__Exercise__: The word "true" occurs in some of the lines below; copy each of those lines.

__Records provided__:
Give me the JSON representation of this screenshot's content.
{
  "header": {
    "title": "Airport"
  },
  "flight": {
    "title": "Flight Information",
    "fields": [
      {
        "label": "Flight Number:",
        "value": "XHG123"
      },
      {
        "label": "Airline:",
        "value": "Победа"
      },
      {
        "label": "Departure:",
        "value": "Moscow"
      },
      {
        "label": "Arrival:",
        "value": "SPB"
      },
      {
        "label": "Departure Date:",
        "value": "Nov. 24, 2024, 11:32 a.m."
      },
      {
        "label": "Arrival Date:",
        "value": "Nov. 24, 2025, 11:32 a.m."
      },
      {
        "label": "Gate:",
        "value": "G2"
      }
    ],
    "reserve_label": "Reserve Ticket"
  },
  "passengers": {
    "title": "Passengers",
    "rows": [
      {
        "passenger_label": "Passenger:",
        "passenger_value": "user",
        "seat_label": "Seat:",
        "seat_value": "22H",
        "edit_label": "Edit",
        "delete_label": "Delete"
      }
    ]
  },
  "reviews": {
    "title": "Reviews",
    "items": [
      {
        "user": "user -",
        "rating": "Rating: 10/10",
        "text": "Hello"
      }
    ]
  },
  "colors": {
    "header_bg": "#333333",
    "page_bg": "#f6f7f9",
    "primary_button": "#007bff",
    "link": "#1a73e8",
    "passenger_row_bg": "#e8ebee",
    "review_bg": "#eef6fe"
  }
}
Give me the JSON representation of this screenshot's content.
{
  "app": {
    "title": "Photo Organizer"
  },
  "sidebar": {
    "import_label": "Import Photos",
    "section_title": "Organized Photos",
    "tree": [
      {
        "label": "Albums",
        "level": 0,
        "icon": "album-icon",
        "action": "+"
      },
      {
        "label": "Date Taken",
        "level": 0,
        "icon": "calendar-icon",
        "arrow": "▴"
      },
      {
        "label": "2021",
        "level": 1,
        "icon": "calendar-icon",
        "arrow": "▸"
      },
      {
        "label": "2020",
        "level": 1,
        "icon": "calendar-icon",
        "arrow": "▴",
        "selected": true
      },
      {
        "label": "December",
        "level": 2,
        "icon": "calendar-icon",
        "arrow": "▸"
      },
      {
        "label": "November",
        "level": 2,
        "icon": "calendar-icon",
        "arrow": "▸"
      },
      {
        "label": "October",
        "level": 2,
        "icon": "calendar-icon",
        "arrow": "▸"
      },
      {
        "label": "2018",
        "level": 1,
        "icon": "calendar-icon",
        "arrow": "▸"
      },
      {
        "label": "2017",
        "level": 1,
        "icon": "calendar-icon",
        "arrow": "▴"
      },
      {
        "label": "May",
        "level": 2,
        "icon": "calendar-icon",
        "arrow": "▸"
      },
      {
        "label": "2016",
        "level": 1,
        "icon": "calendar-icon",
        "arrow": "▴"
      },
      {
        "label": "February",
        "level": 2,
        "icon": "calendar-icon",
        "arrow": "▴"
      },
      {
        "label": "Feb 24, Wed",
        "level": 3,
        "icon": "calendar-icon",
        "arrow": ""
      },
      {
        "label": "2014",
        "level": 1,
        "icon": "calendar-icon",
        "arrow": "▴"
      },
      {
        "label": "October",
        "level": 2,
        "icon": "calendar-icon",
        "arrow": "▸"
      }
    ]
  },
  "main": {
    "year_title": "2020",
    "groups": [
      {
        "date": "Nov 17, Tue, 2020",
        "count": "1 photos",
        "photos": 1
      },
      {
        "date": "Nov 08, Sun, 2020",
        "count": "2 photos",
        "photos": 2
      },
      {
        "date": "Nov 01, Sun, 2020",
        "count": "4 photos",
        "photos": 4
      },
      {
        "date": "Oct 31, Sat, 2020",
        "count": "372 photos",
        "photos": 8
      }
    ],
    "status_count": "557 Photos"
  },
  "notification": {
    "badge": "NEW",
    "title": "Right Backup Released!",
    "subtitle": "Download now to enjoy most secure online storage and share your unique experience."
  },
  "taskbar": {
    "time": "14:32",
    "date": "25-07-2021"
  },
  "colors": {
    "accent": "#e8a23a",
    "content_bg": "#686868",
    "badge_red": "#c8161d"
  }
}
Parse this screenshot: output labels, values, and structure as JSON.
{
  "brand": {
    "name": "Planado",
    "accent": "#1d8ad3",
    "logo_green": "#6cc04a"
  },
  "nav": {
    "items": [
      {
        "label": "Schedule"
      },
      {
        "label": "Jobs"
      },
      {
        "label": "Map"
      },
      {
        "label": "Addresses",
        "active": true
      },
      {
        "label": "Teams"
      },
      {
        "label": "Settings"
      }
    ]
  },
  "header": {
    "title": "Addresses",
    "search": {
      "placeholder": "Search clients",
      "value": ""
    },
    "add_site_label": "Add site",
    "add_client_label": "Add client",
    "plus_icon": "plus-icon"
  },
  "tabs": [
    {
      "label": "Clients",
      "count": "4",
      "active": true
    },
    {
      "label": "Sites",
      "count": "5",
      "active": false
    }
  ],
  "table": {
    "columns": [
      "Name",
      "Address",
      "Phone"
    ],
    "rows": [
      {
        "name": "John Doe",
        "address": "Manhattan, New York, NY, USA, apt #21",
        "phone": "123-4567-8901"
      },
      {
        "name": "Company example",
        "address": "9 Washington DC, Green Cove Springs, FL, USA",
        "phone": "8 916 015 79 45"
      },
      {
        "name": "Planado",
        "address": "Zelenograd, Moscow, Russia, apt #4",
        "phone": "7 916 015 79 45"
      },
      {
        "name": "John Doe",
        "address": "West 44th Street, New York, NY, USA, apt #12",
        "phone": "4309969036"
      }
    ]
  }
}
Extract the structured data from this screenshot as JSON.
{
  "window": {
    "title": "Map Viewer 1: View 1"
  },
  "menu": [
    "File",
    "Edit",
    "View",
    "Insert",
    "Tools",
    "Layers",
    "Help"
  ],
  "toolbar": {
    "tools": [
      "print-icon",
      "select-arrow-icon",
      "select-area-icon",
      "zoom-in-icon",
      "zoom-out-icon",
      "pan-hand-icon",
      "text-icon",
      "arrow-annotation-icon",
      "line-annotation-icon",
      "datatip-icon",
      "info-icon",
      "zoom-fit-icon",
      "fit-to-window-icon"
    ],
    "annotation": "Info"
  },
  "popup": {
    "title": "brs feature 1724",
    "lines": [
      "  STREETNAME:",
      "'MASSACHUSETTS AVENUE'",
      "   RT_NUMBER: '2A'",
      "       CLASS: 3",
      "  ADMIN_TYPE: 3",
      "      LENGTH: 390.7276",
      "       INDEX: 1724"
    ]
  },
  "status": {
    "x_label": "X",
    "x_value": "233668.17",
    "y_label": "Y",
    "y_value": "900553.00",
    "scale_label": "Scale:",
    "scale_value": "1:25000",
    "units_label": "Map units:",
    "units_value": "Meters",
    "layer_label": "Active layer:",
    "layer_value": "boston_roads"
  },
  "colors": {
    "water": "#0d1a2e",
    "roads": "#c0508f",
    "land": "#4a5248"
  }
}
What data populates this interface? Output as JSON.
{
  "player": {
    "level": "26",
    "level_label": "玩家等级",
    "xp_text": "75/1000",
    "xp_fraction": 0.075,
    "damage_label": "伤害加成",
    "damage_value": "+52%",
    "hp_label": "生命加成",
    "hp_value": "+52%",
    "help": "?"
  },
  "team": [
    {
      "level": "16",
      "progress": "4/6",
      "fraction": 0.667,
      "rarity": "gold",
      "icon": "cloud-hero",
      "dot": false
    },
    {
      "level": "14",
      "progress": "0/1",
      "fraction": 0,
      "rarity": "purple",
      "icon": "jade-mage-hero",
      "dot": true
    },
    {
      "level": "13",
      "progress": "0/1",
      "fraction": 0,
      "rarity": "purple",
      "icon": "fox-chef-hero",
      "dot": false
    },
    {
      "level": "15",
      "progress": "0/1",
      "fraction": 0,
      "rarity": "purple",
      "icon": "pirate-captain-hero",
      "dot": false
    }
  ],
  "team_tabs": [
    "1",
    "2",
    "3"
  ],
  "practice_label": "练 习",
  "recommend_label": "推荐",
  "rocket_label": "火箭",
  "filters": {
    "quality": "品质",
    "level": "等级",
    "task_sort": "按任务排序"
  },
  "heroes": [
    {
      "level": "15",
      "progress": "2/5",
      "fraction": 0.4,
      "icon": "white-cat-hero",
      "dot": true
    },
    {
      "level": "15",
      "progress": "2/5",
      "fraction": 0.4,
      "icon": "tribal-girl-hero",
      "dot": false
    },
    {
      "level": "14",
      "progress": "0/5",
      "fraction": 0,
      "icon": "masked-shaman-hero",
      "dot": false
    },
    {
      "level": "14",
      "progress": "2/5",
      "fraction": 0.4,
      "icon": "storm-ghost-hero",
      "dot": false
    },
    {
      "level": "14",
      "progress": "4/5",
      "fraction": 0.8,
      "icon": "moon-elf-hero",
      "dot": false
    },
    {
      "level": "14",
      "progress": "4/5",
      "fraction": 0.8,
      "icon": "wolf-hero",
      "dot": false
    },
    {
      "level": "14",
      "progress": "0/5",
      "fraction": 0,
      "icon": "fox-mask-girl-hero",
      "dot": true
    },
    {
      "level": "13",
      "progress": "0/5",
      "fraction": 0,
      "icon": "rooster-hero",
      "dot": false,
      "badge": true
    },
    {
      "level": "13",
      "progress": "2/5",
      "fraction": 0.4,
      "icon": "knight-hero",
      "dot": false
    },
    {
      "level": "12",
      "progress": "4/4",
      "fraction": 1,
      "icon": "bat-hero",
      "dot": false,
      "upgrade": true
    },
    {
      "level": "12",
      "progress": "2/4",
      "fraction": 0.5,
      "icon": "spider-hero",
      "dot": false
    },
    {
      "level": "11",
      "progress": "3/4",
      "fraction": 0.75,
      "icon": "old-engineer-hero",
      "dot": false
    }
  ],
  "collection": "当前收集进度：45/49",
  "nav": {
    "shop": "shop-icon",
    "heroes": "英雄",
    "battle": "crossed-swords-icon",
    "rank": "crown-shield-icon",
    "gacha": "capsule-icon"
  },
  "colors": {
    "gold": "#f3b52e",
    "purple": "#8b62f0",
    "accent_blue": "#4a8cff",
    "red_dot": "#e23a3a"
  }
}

__Solution below__:
        "selected": true
        "active": true
      "active": true
      "dot": true
      "dot": true
      "dot": true
      "badge": true
      "upgrade": true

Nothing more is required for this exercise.